Hang On Sloopy
We Gotta Get Out Of This Place – UK Single I Go to Pieces
The Animals Peter And Gordon
The Last Time – Mono The Boy from New York City
The Rolling Stones The Ad Libs
HIS BIG VICTORIAN HOUSE NOT FAR FROM CAMPUS WAS THE PLACE FOR WIDE SPECTRUM OF PEOPLE TO GATHER, TALK, AND SOCIALIZE.
I Like it Like That – 2019 – Remaster
The Dave Clark Five
Keep Searchin’ (We’ll Follow the Sun) How Sweet It Is (To Be Loved By You)
Del Shannon Marvin Gaye
Treat Her Right Shotgun
Roy Head & The Traits Jr. Walker & The All Stars
“Science is magic that works.” —
Do You Believe in Magic?
The Lovin’ Spoonful
Ticket To Ride – Remastered 2009 Silhouettes
The Beatles Herman’s Hermits
You Turn Me On The Birds And The Bees
Ian Whitcomb Jewel Akens
“That is my principal objection to life, I think: It’s too easy, when alive, to make perfectly horrible mistakes.” —
I’ll Never Find Another You

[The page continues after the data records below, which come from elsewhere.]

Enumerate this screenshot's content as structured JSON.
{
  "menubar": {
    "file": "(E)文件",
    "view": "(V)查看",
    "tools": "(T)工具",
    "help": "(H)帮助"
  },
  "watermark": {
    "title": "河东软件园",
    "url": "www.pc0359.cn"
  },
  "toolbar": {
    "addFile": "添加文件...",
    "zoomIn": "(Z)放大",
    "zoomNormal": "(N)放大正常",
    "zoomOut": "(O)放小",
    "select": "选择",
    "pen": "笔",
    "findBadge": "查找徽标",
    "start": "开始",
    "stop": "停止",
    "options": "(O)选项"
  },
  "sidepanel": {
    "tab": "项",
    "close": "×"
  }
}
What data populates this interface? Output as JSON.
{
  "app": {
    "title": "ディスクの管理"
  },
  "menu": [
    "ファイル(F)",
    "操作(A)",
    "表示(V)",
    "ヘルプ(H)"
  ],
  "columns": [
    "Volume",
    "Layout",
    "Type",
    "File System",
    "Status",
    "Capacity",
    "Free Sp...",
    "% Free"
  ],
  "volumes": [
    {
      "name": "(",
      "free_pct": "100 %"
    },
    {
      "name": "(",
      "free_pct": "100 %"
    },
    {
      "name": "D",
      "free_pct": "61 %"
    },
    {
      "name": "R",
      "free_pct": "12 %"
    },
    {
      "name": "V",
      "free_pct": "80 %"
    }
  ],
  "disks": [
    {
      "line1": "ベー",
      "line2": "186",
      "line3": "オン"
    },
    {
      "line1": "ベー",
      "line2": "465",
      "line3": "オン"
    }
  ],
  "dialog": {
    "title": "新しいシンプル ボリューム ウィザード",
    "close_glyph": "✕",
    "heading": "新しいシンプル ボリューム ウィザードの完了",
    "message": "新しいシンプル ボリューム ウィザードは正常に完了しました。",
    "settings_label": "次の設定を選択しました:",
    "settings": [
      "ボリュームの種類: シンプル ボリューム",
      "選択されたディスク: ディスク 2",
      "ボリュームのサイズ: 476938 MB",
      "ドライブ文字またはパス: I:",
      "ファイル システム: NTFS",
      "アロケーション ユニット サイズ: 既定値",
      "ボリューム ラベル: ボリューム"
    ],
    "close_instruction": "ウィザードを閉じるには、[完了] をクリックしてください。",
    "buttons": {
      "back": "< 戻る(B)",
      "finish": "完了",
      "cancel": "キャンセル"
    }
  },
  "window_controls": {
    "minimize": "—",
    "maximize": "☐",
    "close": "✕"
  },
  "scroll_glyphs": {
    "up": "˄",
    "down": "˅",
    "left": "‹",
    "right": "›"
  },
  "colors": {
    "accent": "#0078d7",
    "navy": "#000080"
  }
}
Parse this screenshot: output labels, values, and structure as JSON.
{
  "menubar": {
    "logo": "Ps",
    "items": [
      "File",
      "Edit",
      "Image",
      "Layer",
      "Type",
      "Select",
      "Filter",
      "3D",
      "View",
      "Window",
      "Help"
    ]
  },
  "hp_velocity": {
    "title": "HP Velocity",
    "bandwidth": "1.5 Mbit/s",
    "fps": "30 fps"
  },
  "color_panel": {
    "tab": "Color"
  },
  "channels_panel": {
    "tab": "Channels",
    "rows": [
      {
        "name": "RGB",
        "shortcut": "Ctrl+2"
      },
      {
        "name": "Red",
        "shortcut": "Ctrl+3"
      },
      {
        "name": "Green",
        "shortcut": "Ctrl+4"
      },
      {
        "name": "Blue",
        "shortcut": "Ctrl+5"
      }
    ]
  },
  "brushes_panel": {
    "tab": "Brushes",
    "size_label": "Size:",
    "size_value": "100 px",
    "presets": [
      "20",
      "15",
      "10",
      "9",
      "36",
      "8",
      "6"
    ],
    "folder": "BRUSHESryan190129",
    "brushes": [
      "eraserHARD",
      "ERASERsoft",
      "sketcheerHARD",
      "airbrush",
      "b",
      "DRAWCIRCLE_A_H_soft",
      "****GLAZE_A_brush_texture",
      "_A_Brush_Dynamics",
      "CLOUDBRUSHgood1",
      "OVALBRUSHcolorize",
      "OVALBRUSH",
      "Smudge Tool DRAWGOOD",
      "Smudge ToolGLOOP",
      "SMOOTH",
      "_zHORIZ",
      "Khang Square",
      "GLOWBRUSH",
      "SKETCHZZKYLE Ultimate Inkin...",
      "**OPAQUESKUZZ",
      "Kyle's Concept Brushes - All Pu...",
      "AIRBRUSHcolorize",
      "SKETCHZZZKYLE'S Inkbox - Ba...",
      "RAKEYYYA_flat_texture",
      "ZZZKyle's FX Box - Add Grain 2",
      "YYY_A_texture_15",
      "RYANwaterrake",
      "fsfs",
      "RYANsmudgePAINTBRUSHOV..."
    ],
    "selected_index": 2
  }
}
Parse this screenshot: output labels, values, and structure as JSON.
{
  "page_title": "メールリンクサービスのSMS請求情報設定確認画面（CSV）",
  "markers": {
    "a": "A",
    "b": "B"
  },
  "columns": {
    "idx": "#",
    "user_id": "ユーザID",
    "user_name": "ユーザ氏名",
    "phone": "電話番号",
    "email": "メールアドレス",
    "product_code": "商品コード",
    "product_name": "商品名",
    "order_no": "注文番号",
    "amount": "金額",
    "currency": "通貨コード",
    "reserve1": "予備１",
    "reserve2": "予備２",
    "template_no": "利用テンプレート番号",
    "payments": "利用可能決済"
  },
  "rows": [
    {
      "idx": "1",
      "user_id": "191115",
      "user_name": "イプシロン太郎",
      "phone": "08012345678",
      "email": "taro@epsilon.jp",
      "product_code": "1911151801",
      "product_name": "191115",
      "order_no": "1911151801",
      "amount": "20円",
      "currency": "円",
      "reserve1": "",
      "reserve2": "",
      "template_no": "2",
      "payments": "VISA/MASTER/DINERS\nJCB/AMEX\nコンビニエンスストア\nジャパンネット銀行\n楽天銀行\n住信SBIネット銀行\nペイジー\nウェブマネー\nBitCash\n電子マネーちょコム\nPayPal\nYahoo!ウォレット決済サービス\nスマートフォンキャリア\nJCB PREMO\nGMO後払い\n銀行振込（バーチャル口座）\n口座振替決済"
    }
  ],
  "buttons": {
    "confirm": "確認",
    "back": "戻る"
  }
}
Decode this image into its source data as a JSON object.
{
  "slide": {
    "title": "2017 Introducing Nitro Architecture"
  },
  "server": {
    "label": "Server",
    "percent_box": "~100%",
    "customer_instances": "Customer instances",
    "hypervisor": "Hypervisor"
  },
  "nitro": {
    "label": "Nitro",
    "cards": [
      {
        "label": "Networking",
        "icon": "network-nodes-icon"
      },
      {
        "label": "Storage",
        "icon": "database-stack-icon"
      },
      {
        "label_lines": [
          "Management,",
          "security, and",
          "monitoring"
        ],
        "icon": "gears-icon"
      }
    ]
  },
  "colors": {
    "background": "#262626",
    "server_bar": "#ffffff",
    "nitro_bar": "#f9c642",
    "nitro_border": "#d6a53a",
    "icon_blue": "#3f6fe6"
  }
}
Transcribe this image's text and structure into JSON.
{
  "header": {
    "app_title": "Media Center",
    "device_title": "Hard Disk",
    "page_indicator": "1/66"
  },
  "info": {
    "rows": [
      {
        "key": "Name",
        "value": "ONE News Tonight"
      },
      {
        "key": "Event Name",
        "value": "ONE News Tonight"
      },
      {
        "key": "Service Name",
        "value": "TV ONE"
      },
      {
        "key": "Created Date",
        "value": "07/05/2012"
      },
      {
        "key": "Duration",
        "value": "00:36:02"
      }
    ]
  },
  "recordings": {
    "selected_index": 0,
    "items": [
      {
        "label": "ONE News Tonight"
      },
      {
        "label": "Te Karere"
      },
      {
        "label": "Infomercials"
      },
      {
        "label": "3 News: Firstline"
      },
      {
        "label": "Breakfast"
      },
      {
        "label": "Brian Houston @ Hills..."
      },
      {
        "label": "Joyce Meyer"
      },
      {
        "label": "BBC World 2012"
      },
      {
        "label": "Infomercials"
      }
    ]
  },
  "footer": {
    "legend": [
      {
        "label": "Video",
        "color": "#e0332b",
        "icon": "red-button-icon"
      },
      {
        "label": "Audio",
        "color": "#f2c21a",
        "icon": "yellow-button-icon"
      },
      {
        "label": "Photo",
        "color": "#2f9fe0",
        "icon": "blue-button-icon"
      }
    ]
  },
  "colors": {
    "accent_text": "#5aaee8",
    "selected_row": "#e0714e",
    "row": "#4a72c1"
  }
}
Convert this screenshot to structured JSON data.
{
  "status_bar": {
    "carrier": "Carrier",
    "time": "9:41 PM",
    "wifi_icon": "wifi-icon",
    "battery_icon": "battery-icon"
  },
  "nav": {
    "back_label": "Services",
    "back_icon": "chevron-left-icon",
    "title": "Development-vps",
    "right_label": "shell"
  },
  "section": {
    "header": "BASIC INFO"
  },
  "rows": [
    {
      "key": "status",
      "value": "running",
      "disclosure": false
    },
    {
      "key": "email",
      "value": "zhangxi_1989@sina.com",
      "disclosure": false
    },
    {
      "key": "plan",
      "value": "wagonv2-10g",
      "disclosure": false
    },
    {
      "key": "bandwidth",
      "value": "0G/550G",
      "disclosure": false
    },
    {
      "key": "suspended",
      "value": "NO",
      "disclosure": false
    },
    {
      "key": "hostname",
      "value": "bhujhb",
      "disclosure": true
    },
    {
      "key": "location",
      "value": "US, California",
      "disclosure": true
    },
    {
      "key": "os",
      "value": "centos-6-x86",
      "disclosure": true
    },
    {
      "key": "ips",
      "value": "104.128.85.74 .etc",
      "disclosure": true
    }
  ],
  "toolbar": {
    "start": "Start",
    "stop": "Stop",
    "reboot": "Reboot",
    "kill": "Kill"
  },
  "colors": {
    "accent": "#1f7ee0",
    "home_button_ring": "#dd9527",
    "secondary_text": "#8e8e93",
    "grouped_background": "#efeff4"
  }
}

You’ve Lost That Lovin’ Feelin’ – Single The Tracks Of My Tears – Single
The Righteous Brothers Smokey Robinson & The Miracles
THE NUMBER ONE HIT SONG IN 1965 DID NOT CHART IN THE TOP SPOT ON A WEEKLY BASIS THOUGH IT DID ACHIEVE THE TOP SPOT ON THE BILLBOARD ANNUAL CHARTS. THERE IS A SIMILARITY PRIMARY UNIQUENESS WITH THE VERY SPECIAL AUTHOR …KURT VONNEGUT. And So It Goes….
Sam The Sham & The Pharaohs